From the book entitled: Genealogical and memorial
encyclopedia of the state of Maryland: a record of the achievements of
her people in the making of a commonwealth and the founding of a
nation, Volume 2
Genealogical and Memorial Encyclopedia of the State of Maryland: A
Record of the Achievements of Her People in the Making of a
Commonwealth and the Founding of a Nation, Richard Henry Spencer
Authors: Richard Henry Spencer, American Historical Society
Publisher: The American historical society, inc., 1919
OLIVER L. RHODES For forty years Mr. Rhodes was a resident of
Baltimore, prominent in business life, a devoted member of the
Methodist Episcopal Church South, and a citizen of sterling worth: A
man of attractive personality, lovable in character, loyal in his
friendships and upright in all things, he had many friends, these
including bishops and other dignitaries of the church. Rev. Sam P.
Jones was his close friend, and it was due to the efforts of Mr. Rhodes
that that great Southern Evangelist was able to hold his first meeting
in Baltimore. A man of quiet, domestic taste, he was best appreciated
by those who knew him intimately, and to that inner circle was revealed

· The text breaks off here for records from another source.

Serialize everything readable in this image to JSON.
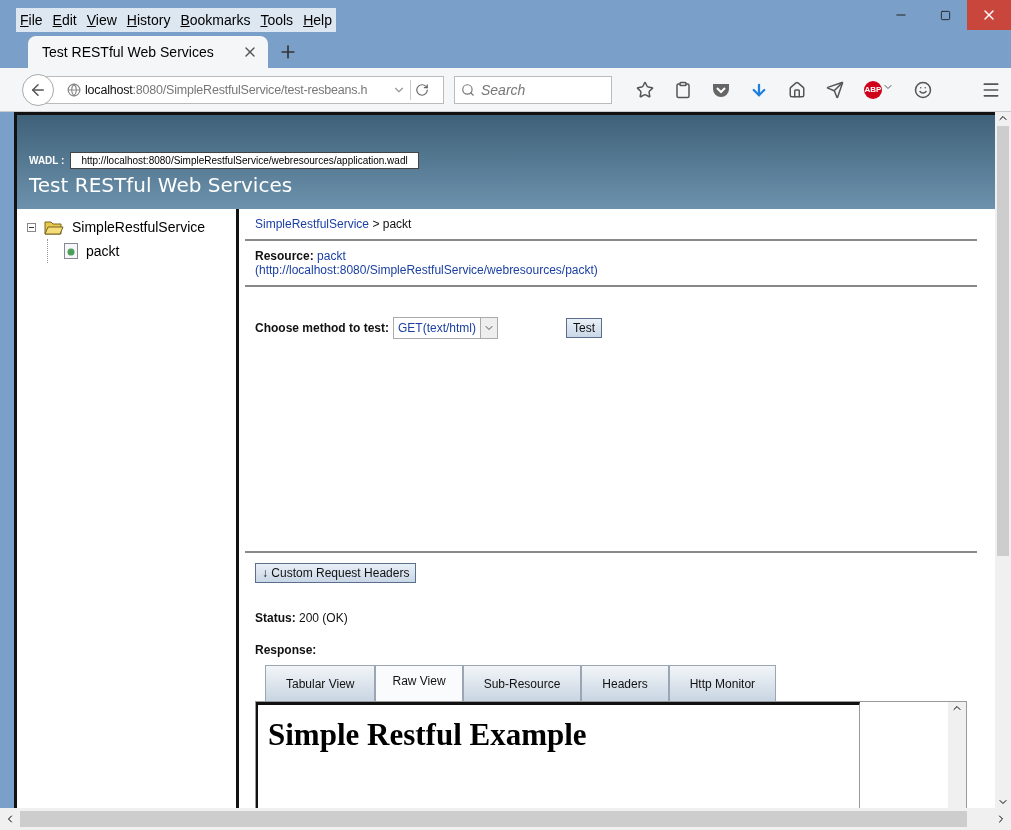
{
  "menu": [
    "File",
    "Edit",
    "View",
    "History",
    "Bookmarks",
    "Tools",
    "Help"
  ],
  "browser_tabs": [
    {
      "title": "Test RESTful Web Services",
      "selected": true
    }
  ],
  "address": {
    "host": "localhost",
    "path": ":8080/SimpleRestfulService/test-resbeans.h"
  },
  "search": {
    "placeholder": "Search"
  },
  "adblock_badge": "ABP",
  "header": {
    "wadl_label": "WADL :",
    "wadl_url": "http://localhost:8080/SimpleRestfulService/webresources/application.wadl",
    "title": "Test RESTful Web Services"
  },
  "tree": [
    {
      "label": "SimpleRestfulService",
      "expanded": true,
      "children": [
        {
          "label": "packt"
        }
      ]
    }
  ],
  "breadcrumb": {
    "link": "SimpleRestfulService",
    "current": "> packt"
  },
  "resource": {
    "label": "Resource:",
    "name": "packt",
    "url": "(http://localhost:8080/SimpleRestfulService/webresources/packt)"
  },
  "method": {
    "label": "Choose method to test:",
    "value": "GET(text/html)",
    "button": "Test"
  },
  "headers_button": "↓ Custom Request Headers",
  "status": {
    "label": "Status:",
    "value": "200 (OK)"
  },
  "response": {
    "label": "Response:",
    "tabs": [
      {
        "label": "Tabular View",
        "selected": false
      },
      {
        "label": "Raw View",
        "selected": true
      },
      {
        "label": "Sub-Resource",
        "selected": false
      },
      {
        "label": "Headers",
        "selected": false
      },
      {
        "label": "Http Monitor",
        "selected": false
      }
    ],
    "content": "Simple Restful Example"
  }
}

those noble traits of character which marked him as the true Christian
Oliver L. Rhodes was born at Bridgewater, in the Shenandoah Valley,
Virginia, in 1850, died at his home at Forest Park, Baltimore,

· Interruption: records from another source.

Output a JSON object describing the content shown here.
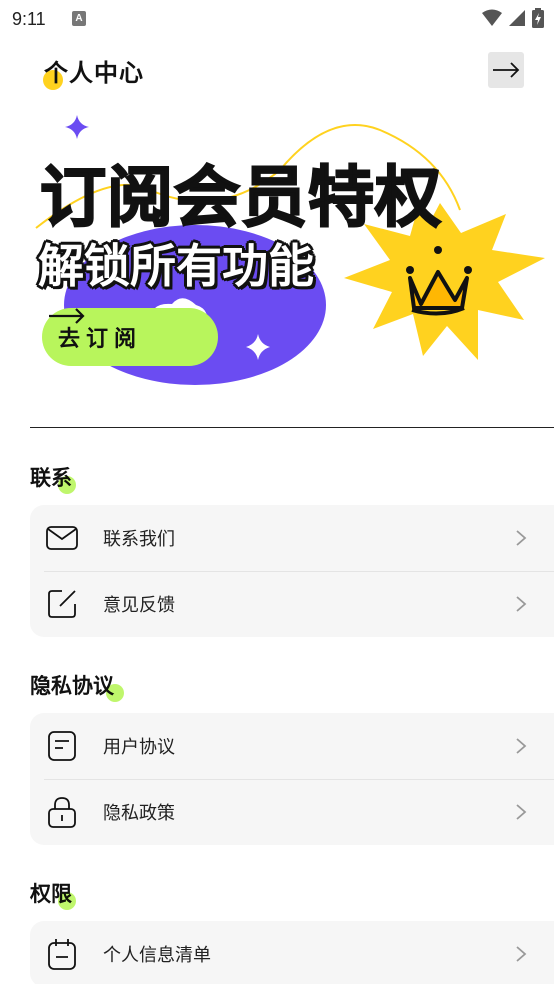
{
  "status_bar": {
    "time": "9:11",
    "notification_letter": "A",
    "icons": [
      "wifi-icon",
      "cell-signal-icon",
      "battery-charging-icon"
    ]
  },
  "header": {
    "title": "个人中心",
    "action_icon": "arrow-right-icon"
  },
  "banner": {
    "headline": "订阅会员特权",
    "subheadline": "解锁所有功能",
    "button_label": "去订阅",
    "button_icon": "arrow-right-icon",
    "colors": {
      "purple": "#6b4cf2",
      "yellow": "#ffd21f",
      "green": "#b8f55c"
    }
  },
  "sections": [
    {
      "title": "联系",
      "items": [
        {
          "label": "联系我们",
          "icon": "mail-icon"
        },
        {
          "label": "意见反馈",
          "icon": "edit-icon"
        }
      ]
    },
    {
      "title": "隐私协议",
      "items": [
        {
          "label": "用户协议",
          "icon": "document-icon"
        },
        {
          "label": "隐私政策",
          "icon": "lock-icon"
        }
      ]
    },
    {
      "title": "权限",
      "items": [
        {
          "label": "个人信息清单",
          "icon": "calendar-icon"
        }
      ]
    }
  ]
}
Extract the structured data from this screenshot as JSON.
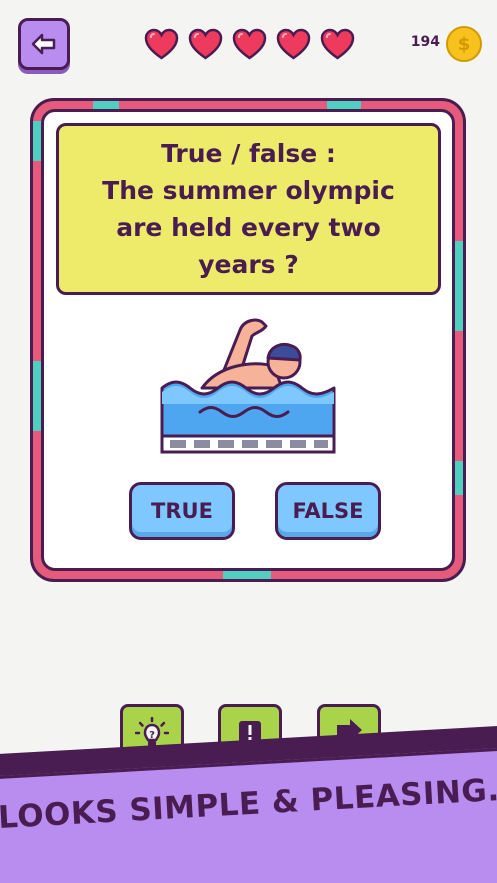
{
  "header": {
    "back_icon": "arrow-left-icon",
    "lives": 5,
    "coin_count": "194",
    "coin_symbol": "$"
  },
  "question": {
    "text_line1": "True / false :",
    "text_line2": "The summer olympic",
    "text_line3": "are held every two",
    "text_line4": "years ?",
    "illustration": "swimmer-illustration"
  },
  "answers": {
    "true_label": "TRUE",
    "false_label": "FALSE"
  },
  "tools": {
    "hint_icon": "lightbulb-icon",
    "report_icon": "exclamation-icon",
    "skip_icon": "arrow-right-icon"
  },
  "banner": {
    "text": "LOOKS SIMPLE & PLEASING."
  },
  "colors": {
    "background": "#f4f4f2",
    "outline": "#4a1d52",
    "frame_pink": "#e65a7c",
    "frame_teal": "#4fcfbf",
    "question_yellow": "#eeeb6a",
    "answer_blue": "#7ec8ff",
    "tool_green": "#a9d44a",
    "accent_purple": "#b98cf0",
    "heart_red": "#ee3a5c",
    "coin_gold": "#f7c21d"
  }
}
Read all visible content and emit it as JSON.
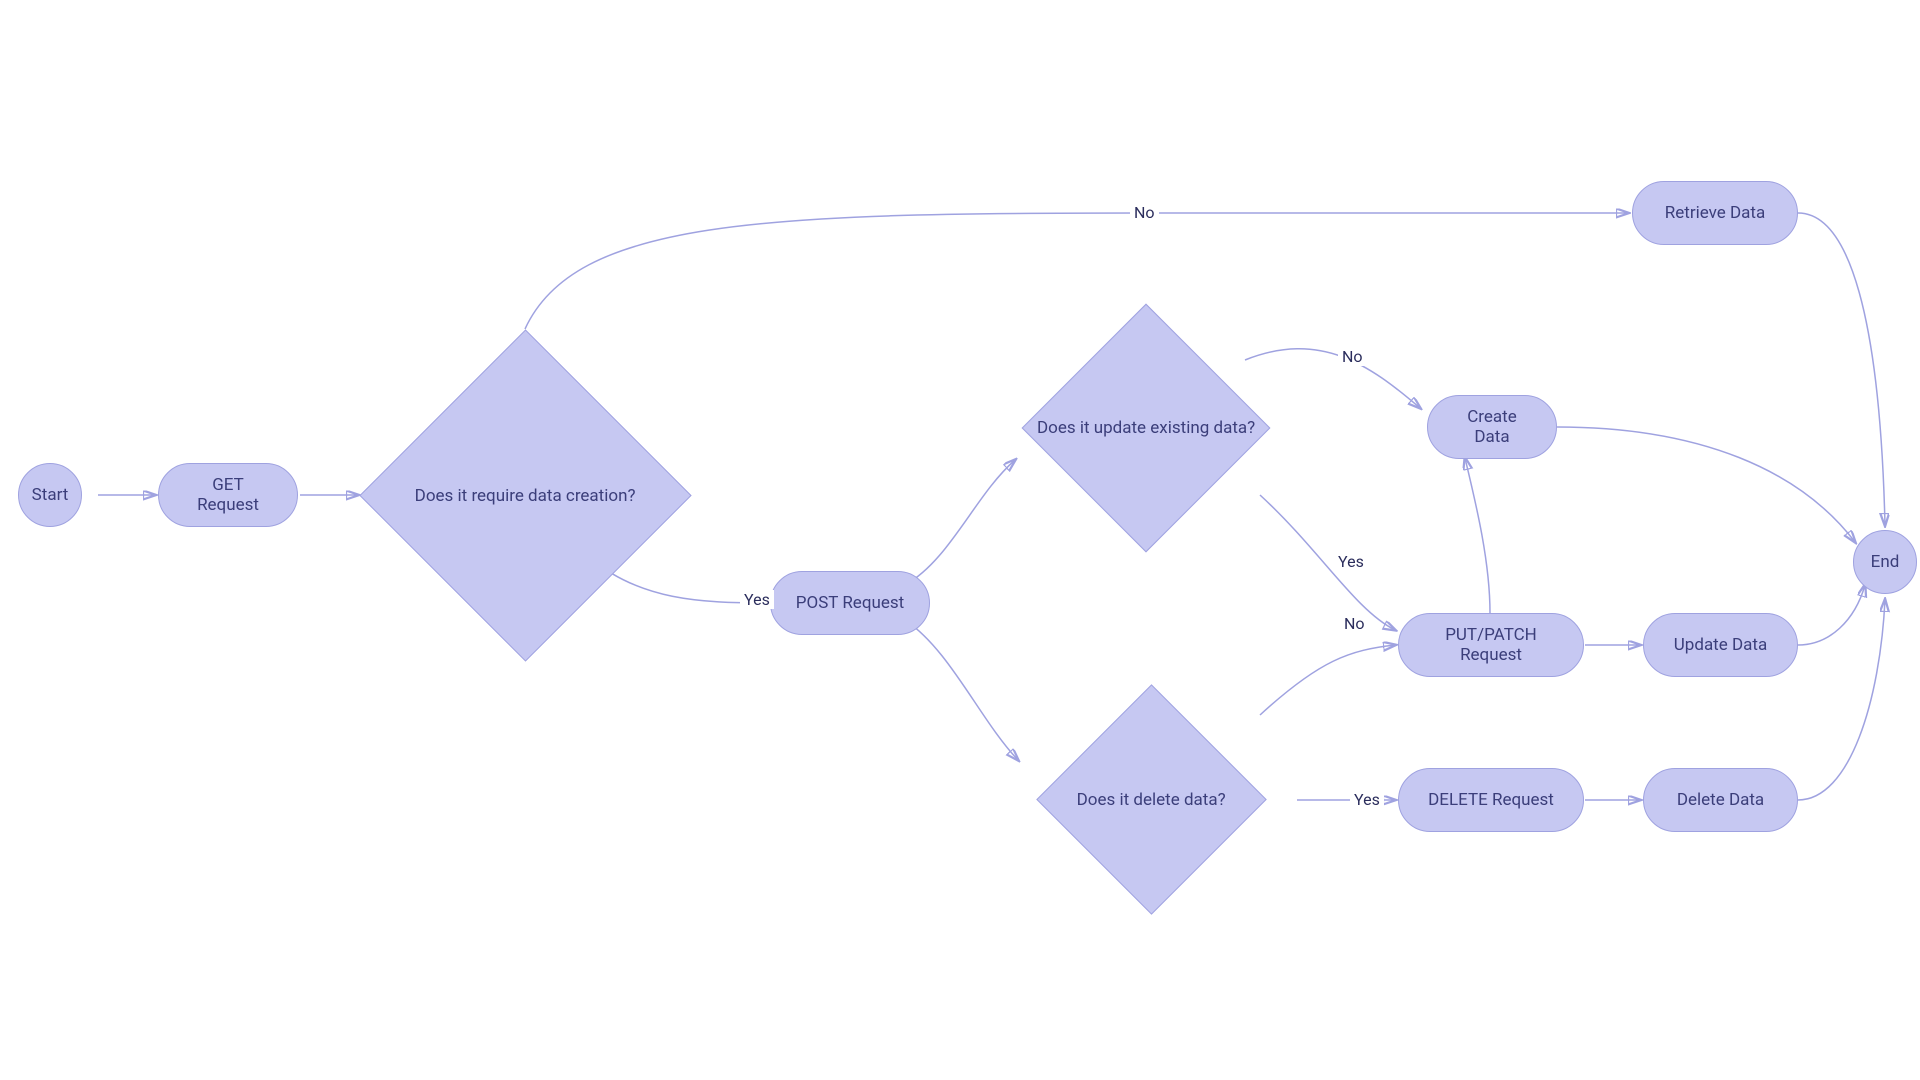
{
  "nodes": {
    "start": "Start",
    "get": "GET Request",
    "q_create": "Does it require data creation?",
    "post": "POST Request",
    "q_update": "Does it update existing data?",
    "q_delete": "Does it delete data?",
    "retrieve": "Retrieve Data",
    "create": "Create Data",
    "putpatch": "PUT/PATCH Request",
    "update": "Update Data",
    "delete_req": "DELETE Request",
    "delete_data": "Delete Data",
    "end": "End"
  },
  "labels": {
    "no1": "No",
    "yes1": "Yes",
    "no2": "No",
    "yes2": "Yes",
    "no3": "No",
    "yes3": "Yes"
  },
  "colors": {
    "node_fill": "#c6c8f2",
    "node_border": "#9fa2e0",
    "text": "#3b3e7a",
    "line": "#9fa2e0"
  }
}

Maryland, May 27, 1915. When a mere boy he entered the Confederate
service, serving the last two years in the cavalry under Colonel Mosby.
He was but fifteen when the war closed, and from military he returned

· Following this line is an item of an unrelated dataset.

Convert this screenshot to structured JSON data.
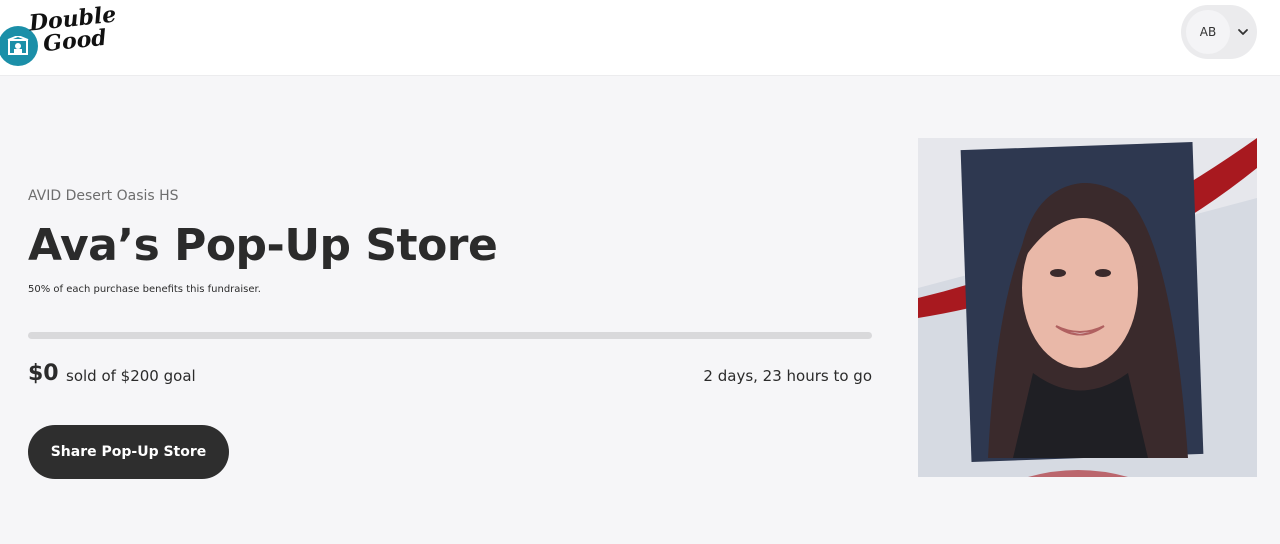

to school life. After completing his studies he remained in Virginia
until 1875, men located in the city of Baltimore, ever afterward his
home. For eighteen years he was engaged in business as a wholesale
dealer in hats, but later he became interested in other business
activities of importance.
He was a staunch Democrat of the Jeffersonian type, was for two years
chief engrossing clerk of the Maryland Legislature during Governor
Crothers' administration, and at the time of his death was assessor to
the Appeal Tax Court, a position he had held four years, and to which
he had just been re-appointed by Mayor Preston. While he had ever been
an active party worker, he never sought office for himself, the above
being the only public positions he ever accepted.
He was a prominent figure in Baltimore Methodism, devoted to the
interests of his church, serving for twenty-five years on the official
board of Emmanuel Methodist Episcopal Church South. He was very proud
of his church, attended many of the annual conferences, and delighted
in the friendships he held among the clergy, many of whom he
entertained most enjoyably at his hospitable home. Said one writer who
had been entertained by Mr. and Mrs. Rhodes in "princely style": "An
atmosphere of culture and refinement threw about the home an
indescribable charm. There a guest for weeks the memories of that stay
still linger with us as an evening benediction."
Mr. Rhodes married, in 1882, Mary Cochran, a resident of Baltimore, who
survives him, with one son, E. Oliver Rhodes.